What to produce: The data below is to be set down again exactly as written.
....
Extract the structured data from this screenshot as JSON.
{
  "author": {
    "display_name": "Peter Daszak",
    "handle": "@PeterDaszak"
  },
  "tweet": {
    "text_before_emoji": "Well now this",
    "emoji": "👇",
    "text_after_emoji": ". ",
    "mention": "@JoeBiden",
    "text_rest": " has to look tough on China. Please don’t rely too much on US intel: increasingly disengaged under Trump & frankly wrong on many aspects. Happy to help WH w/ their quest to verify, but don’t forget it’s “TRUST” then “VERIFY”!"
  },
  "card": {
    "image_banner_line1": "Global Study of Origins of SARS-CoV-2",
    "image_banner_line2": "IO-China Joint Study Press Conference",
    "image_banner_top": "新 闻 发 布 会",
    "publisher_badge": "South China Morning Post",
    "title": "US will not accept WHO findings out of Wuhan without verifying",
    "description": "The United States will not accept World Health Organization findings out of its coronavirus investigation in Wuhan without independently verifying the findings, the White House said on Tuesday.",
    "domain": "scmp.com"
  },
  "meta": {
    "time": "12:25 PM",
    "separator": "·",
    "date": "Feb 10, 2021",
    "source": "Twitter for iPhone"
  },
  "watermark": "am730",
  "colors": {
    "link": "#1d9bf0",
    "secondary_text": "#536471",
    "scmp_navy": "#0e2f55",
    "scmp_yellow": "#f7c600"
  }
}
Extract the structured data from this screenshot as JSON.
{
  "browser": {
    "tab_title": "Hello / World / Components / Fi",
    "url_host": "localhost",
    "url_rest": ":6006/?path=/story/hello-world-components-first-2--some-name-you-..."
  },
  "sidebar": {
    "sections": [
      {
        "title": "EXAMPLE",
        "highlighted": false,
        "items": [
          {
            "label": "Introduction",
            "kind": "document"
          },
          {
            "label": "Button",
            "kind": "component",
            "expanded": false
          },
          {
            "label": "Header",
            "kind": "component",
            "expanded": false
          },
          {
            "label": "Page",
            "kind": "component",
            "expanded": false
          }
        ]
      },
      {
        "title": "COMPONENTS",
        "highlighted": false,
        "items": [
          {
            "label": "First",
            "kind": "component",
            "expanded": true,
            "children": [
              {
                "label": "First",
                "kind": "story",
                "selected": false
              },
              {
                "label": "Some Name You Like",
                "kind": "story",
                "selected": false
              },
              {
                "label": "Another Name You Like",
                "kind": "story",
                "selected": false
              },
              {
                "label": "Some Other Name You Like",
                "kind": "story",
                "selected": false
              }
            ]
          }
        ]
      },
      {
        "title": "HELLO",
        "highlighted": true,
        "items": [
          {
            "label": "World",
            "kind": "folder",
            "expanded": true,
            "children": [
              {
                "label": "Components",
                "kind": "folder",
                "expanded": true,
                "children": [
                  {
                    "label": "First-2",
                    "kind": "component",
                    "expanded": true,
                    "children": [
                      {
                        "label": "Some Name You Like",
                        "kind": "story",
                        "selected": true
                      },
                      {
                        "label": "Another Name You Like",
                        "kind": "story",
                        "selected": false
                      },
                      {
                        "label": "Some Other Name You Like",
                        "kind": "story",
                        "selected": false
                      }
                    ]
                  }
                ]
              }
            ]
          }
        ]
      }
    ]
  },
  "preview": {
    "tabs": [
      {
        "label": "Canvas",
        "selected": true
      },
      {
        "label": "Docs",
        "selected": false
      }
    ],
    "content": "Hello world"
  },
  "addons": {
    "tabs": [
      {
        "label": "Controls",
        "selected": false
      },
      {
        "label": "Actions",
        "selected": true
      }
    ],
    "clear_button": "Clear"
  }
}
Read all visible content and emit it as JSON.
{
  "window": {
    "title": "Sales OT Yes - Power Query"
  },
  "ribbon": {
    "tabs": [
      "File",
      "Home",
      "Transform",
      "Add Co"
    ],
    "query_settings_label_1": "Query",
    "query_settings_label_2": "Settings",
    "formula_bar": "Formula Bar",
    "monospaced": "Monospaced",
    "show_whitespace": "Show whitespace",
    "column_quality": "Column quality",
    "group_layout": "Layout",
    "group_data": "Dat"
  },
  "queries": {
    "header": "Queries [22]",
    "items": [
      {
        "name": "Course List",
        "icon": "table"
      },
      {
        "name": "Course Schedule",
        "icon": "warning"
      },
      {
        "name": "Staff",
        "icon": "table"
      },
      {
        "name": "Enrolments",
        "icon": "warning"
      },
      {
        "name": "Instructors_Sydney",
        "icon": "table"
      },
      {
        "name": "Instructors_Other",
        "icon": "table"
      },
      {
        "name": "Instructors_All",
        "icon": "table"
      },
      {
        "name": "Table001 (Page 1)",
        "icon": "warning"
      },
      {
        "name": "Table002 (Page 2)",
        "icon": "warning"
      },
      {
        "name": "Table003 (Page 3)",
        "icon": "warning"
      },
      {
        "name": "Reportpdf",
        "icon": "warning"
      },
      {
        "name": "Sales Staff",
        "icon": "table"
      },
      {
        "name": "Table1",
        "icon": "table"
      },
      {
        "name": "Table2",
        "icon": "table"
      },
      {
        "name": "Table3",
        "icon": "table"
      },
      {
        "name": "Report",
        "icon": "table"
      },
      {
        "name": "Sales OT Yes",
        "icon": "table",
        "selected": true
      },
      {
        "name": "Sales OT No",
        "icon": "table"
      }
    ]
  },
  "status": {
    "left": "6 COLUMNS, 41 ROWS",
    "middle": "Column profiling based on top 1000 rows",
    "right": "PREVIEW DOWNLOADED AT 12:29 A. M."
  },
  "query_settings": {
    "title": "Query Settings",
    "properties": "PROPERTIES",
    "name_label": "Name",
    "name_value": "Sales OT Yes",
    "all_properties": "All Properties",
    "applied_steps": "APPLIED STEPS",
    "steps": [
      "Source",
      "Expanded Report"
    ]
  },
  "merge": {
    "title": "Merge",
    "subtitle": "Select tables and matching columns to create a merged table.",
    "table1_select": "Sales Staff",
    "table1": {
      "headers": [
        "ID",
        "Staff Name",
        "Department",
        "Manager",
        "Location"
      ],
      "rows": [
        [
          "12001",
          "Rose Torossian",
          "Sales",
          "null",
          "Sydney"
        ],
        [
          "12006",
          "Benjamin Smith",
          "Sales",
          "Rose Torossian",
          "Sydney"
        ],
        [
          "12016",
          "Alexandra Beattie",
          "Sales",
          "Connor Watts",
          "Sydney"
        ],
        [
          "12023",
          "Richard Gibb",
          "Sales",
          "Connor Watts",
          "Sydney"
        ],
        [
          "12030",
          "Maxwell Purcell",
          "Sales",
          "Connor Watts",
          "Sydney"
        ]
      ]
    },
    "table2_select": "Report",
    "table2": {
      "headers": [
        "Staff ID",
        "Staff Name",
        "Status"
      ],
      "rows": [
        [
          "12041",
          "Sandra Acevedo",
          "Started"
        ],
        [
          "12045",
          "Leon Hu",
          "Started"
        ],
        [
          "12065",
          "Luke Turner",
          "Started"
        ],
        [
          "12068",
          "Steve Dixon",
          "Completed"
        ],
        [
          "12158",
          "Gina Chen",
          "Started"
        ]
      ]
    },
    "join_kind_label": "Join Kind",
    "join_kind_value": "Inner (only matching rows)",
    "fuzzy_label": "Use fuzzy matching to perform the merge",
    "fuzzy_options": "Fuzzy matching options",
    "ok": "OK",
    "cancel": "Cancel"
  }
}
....
Worked solution:
Extract the structured data from this screenshot as JSON.
{
  "author": {
    "display_name": "Peter Daszak",
    "handle": "@PeterDaszak"
  },
  "tweet": {
    "text_before_emoji": "Well now this",
    "emoji": "👇",
    "text_after_emoji": ". ",
    "mention": "@JoeBiden",
    "text_rest": " has to look tough on China. Please don’t rely too much on US intel: increasingly disengaged under Trump & frankly wrong on many aspects. Happy to help WH w/ their quest to verify, but don’t forget it’s “TRUST” then “VERIFY”!"
  },
  "card": {
    "image_banner_line1": "Global Study of Origins of SARS-CoV-2",
    "image_banner_line2": "IO-China Joint Study Press Conference",
    "image_banner_top": "新 闻 发 布 会",
    "publisher_badge": "South China Morning Post",
    "title": "US will not accept WHO findings out of Wuhan without verifying",
    "description": "The United States will not accept World Health Organization findings out of its coronavirus investigation in Wuhan without independently verifying the findings, the White House said on Tuesday.",
    "domain": "scmp.com"
  },
  "meta": {
    "time": "12:25 PM",
    "separator": "·",
    "date": "Feb 10, 2021",
    "source": "Twitter for iPhone"
  },
  "watermark": "am730",
  "colors": {
    "link": "#1d9bf0",
    "secondary_text": "#536471",
    "scmp_navy": "#0e2f55",
    "scmp_yellow": "#f7c600"
  }
}
Extract the structured data from this screenshot as JSON.
{
  "browser": {
    "tab_title": "Hello / World / Components / Fi",
    "url_host": "localhost",
    "url_rest": ":6006/?path=/story/hello-world-components-first-2--some-name-you-..."
  },
  "sidebar": {
    "sections": [
      {
        "title": "EXAMPLE",
        "highlighted": false,
        "items": [
          {
            "label": "Introduction",
            "kind": "document"
          },
          {
            "label": "Button",
            "kind": "component",
            "expanded": false
          },
          {
            "label": "Header",
            "kind": "component",
            "expanded": false
          },
          {
            "label": "Page",
            "kind": "component",
            "expanded": false
          }
        ]
      },
      {
        "title": "COMPONENTS",
        "highlighted": false,
        "items": [
          {
            "label": "First",
            "kind": "component",
            "expanded": true,
            "children": [
              {
                "label": "First",
                "kind": "story",
                "selected": false
              },
              {
                "label": "Some Name You Like",
                "kind": "story",
                "selected": false
              },
              {
                "label": "Another Name You Like",
                "kind": "story",
                "selected": false
              },
              {
                "label": "Some Other Name You Like",
                "kind": "story",
                "selected": false
              }
            ]
          }
        ]
      },
      {
        "title": "HELLO",
        "highlighted": true,
        "items": [
          {
            "label": "World",
            "kind": "folder",
            "expanded": true,
            "children": [
              {
                "label": "Components",
                "kind": "folder",
                "expanded": true,
                "children": [
                  {
                    "label": "First-2",
                    "kind": "component",
                    "expanded": true,
                    "children": [
                      {
                        "label": "Some Name You Like",
                        "kind": "story",
                        "selected": true
                      },
                      {
                        "label": "Another Name You Like",
                        "kind": "story",
                        "selected": false
                      },
                      {
                        "label": "Some Other Name You Like",
                        "kind": "story",
                        "selected": false
                      }
                    ]
                  }
                ]
              }
            ]
          }
        ]
      }
    ]
  },
  "preview": {
    "tabs": [
      {
        "label": "Canvas",
        "selected": true
      },
      {
        "label": "Docs",
        "selected": false
      }
    ],
    "content": "Hello world"
  },
  "addons": {
    "tabs": [
      {
        "label": "Controls",
        "selected": false
      },
      {
        "label": "Actions",
        "selected": true
      }
    ],
    "clear_button": "Clear"
  }
}
Read all visible content and emit it as JSON.
{
  "window": {
    "title": "Sales OT Yes - Power Query"
  },
  "ribbon": {
    "tabs": [
      "File",
      "Home",
      "Transform",
      "Add Co"
    ],
    "query_settings_label_1": "Query",
    "query_settings_label_2": "Settings",
    "formula_bar": "Formula Bar",
    "monospaced": "Monospaced",
    "show_whitespace": "Show whitespace",
    "column_quality": "Column quality",
    "group_layout": "Layout",
    "group_data": "Dat"
  },
  "queries": {
    "header": "Queries [22]",
    "items": [
      {
        "name": "Course List",
        "icon": "table"
      },
      {
        "name": "Course Schedule",
        "icon": "warning"
      },
      {
        "name": "Staff",
        "icon": "table"
      },
      {
        "name": "Enrolments",
        "icon": "warning"
      },
      {
        "name": "Instructors_Sydney",
        "icon": "table"
      },
      {
        "name": "Instructors_Other",
        "icon": "table"
      },
      {
        "name": "Instructors_All",
        "icon": "table"
      },
      {
        "name": "Table001 (Page 1)",
        "icon": "warning"
      },
      {
        "name": "Table002 (Page 2)",
        "icon": "warning"
      },
      {
        "name": "Table003 (Page 3)",
        "icon": "warning"
      },
      {
        "name": "Reportpdf",
        "icon": "warning"
      },
      {
        "name": "Sales Staff",
        "icon": "table"
      },
      {
        "name": "Table1",
        "icon": "table"
      },
      {
        "name": "Table2",
        "icon": "table"
      },
      {
        "name": "Table3",
        "icon": "table"
      },
      {
        "name": "Report",
        "icon": "table"
      },
      {
        "name": "Sales OT Yes",
        "icon": "table",
        "selected": true
      },
      {
        "name": "Sales OT No",
        "icon": "table"
      }
    ]
  },
  "status": {
    "left": "6 COLUMNS, 41 ROWS",
    "middle": "Column profiling based on top 1000 rows",
    "right": "PREVIEW DOWNLOADED AT 12:29 A. M."
  },
  "query_settings": {
    "title": "Query Settings",
    "properties": "PROPERTIES",
    "name_label": "Name",
    "name_value": "Sales OT Yes",
    "all_properties": "All Properties",
    "applied_steps": "APPLIED STEPS",
    "steps": [
      "Source",
      "Expanded Report"
    ]
  },
  "merge": {
    "title": "Merge",
    "subtitle": "Select tables and matching columns to create a merged table.",
    "table1_select": "Sales Staff",
    "table1": {
      "headers": [
        "ID",
        "Staff Name",
        "Department",
        "Manager",
        "Location"
      ],
      "rows": [
        [
          "12001",
          "Rose Torossian",
          "Sales",
          "null",
          "Sydney"
        ],
        [
          "12006",
          "Benjamin Smith",
          "Sales",
          "Rose Torossian",
          "Sydney"
        ],
        [
          "12016",
          "Alexandra Beattie",
          "Sales",
          "Connor Watts",
          "Sydney"
        ],
        [
          "12023",
          "Richard Gibb",
          "Sales",
          "Connor Watts",
          "Sydney"
        ],
        [
          "12030",
          "Maxwell Purcell",
          "Sales",
          "Connor Watts",
          "Sydney"
        ]
      ]
    },
    "table2_select": "Report",
    "table2": {
      "headers": [
        "Staff ID",
        "Staff Name",
        "Status"
      ],
      "rows": [
        [
          "12041",
          "Sandra Acevedo",
          "Started"
        ],
        [
          "12045",
          "Leon Hu",
          "Started"
        ],
        [
          "12065",
          "Luke Turner",
          "Started"
        ],
        [
          "12068",
          "Steve Dixon",
          "Completed"
        ],
        [
          "12158",
          "Gina Chen",
          "Started"
        ]
      ]
    },
    "join_kind_label": "Join Kind",
    "join_kind_value": "Inner (only matching rows)",
    "fuzzy_label": "Use fuzzy matching to perform the merge",
    "fuzzy_options": "Fuzzy matching options",
    "ok": "OK",
    "cancel": "Cancel"
  }
}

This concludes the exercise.